---- ENTRIES PROVIDED
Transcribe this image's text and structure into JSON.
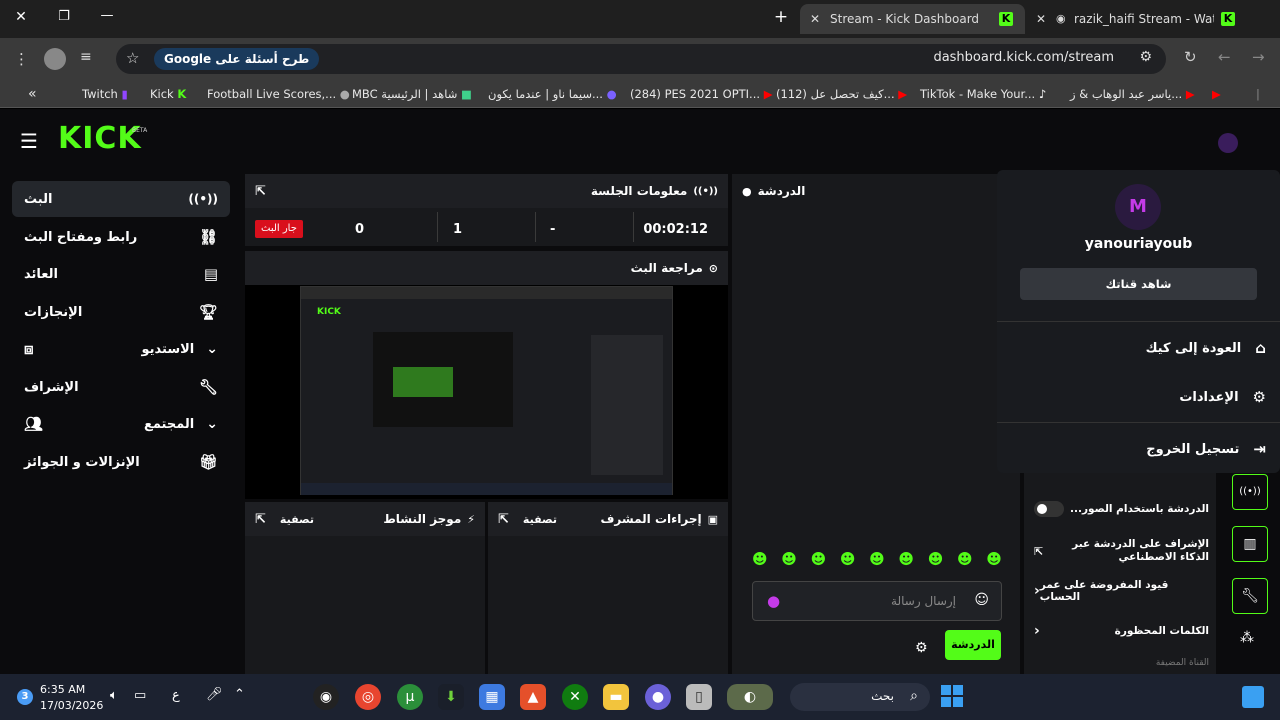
{
  "browser": {
    "tabs": [
      {
        "label": "Stream - Kick Dashboard",
        "active": true
      },
      {
        "label": "razik_haifi Stream - Watch L",
        "active": false
      }
    ],
    "window_controls": {
      "close": "✕",
      "restore": "❐",
      "minimize": "—",
      "new_tab": "+"
    },
    "google_chip": "Google طرح أسئلة على",
    "url": "dashboard.kick.com/stream",
    "bookmarks": [
      {
        "label": "Twitch"
      },
      {
        "label": "Kick"
      },
      {
        "label": "Football Live Scores,..."
      },
      {
        "label": "MBC شاهد | الرئيسية"
      },
      {
        "label": "سيما ناو | عندما يكون..."
      },
      {
        "label": "(284) PES 2021 OPTI..."
      },
      {
        "label": "(112) كيف تحصل عل..."
      },
      {
        "label": "TikTok - Make Your..."
      },
      {
        "label": "ياسر عبد الوهاب & ز..."
      }
    ],
    "bookmarks_collapse": "«"
  },
  "app": {
    "logo": "KICK",
    "logo_badge": "BETA",
    "sidebar": [
      {
        "label": "البث",
        "active": true
      },
      {
        "label": "رابط ومفتاح البث"
      },
      {
        "label": "العائد"
      },
      {
        "label": "الإنجازات"
      },
      {
        "label": "الاستديو"
      },
      {
        "label": "الإشراف"
      },
      {
        "label": "المجتمع"
      },
      {
        "label": "الإنزالات و الجوائز"
      }
    ],
    "session": {
      "title": "معلومات الجلسة",
      "live_badge": "جار البث",
      "stats": [
        "0",
        "1",
        "-",
        "00:02:12"
      ]
    },
    "preview": {
      "title": "مراجعة البث"
    },
    "activity": {
      "title": "موجز النشاط",
      "filter": "تصفية"
    },
    "mod_actions": {
      "title": "إجراءات المشرف",
      "filter": "تصفية"
    },
    "chat": {
      "title": "الدردشة",
      "placeholder": "إرسال رسالة",
      "send_label": "الدردشة"
    },
    "settings_panel": {
      "rows": [
        {
          "label": "...الدردشة باستخدام الصور"
        },
        {
          "label": "الإشراف على الدردشة عبر الذكاء الاصطناعي"
        },
        {
          "label": "قيود المفروضة على عمر الحساب"
        },
        {
          "label": "الكلمات المحظورة"
        }
      ],
      "footer": "القناة المضيفة"
    },
    "user_menu": {
      "username": "yanouriayoub",
      "watch_button": "شاهد قناتك",
      "items": [
        {
          "label": "العودة إلى كيك"
        },
        {
          "label": "الإعدادات"
        },
        {
          "label": "تسجيل الخروج"
        }
      ]
    }
  },
  "taskbar": {
    "time": "6:35 AM",
    "date": "17/03/2026",
    "lang": "ع",
    "search_label": "بحث",
    "notification_count": "3"
  },
  "colors": {
    "kick_green": "#53fc18",
    "live_red": "#d90f1c"
  }
}
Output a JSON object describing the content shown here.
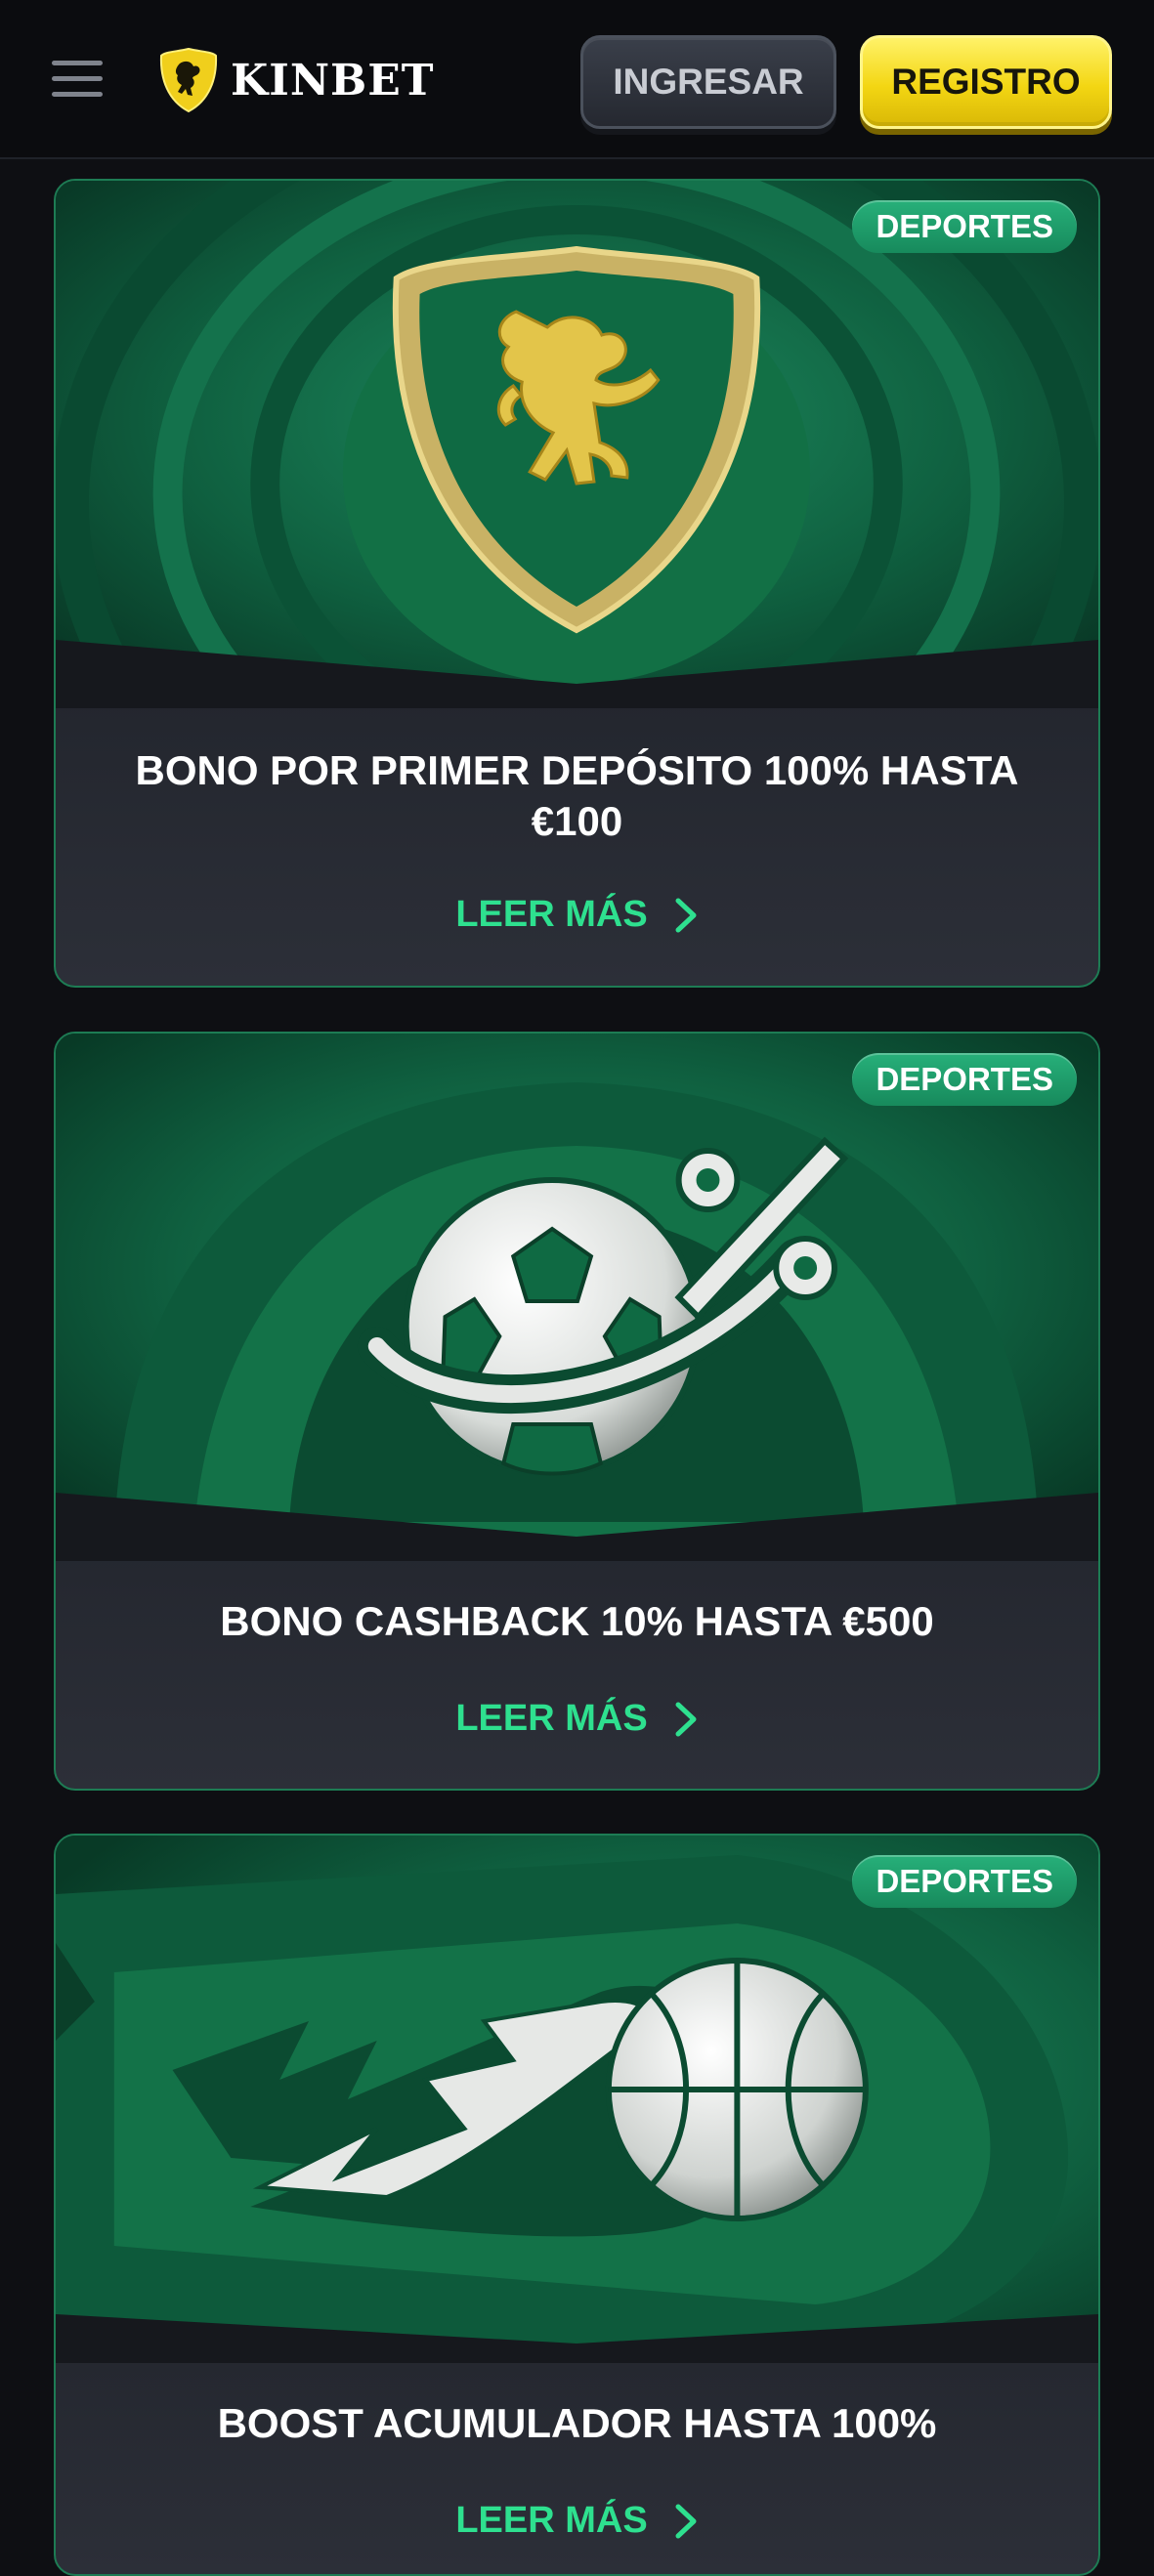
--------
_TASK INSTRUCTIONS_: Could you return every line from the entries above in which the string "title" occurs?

_WRITTEN RESPONSE_:
      "title": "معلومات الجلسة",
      "title": "مراجعة البث"
      "title": "موجز النشاط",
      "title": "إجراءات المشرف",
      "title": "الدردشة",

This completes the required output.